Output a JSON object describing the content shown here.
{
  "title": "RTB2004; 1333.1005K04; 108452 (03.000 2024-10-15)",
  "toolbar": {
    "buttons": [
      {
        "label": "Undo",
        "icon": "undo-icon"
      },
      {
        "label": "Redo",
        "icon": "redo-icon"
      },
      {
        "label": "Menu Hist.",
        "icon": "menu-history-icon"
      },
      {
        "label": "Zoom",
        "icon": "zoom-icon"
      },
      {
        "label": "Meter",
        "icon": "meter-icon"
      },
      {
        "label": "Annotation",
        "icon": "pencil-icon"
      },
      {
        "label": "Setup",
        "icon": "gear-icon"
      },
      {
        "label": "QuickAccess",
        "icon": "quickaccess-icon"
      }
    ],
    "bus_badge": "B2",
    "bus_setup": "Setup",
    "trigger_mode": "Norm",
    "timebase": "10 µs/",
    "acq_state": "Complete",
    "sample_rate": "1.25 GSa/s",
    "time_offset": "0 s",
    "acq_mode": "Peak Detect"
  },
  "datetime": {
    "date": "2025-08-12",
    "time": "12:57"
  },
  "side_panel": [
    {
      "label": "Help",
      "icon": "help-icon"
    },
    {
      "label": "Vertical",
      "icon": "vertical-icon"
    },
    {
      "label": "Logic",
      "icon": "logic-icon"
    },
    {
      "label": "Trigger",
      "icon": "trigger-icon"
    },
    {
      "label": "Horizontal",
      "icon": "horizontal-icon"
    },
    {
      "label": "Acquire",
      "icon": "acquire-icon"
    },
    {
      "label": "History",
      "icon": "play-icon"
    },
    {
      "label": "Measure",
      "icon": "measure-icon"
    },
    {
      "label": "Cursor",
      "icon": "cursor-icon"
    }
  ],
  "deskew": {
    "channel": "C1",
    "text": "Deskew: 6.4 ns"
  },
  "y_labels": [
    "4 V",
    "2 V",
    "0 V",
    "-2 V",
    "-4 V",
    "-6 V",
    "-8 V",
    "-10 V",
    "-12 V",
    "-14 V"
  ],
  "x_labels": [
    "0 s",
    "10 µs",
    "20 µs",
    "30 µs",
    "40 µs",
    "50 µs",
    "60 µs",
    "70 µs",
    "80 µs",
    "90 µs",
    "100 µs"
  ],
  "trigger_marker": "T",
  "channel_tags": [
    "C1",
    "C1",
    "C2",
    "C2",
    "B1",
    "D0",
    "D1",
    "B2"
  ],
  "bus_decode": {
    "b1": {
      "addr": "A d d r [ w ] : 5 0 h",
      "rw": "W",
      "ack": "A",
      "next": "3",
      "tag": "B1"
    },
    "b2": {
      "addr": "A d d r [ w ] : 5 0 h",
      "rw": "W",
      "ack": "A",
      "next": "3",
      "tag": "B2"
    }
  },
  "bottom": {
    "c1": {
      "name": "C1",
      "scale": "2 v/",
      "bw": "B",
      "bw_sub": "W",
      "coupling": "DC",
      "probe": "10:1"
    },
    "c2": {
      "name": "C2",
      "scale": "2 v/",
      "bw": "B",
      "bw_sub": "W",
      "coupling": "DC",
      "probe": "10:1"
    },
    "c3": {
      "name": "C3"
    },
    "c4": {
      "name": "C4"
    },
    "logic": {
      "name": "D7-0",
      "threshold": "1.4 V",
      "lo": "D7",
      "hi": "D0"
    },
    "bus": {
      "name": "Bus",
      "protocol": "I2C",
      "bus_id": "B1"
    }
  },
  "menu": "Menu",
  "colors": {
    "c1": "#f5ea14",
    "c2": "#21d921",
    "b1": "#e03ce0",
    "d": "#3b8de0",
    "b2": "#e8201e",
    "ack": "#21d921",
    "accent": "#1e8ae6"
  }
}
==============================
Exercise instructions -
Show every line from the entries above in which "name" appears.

Result -
      "name": "C1",
      "name": "C2",
      "name": "C3"
      "name": "C4"
      "name": "D7-0",
      "name": "Bus",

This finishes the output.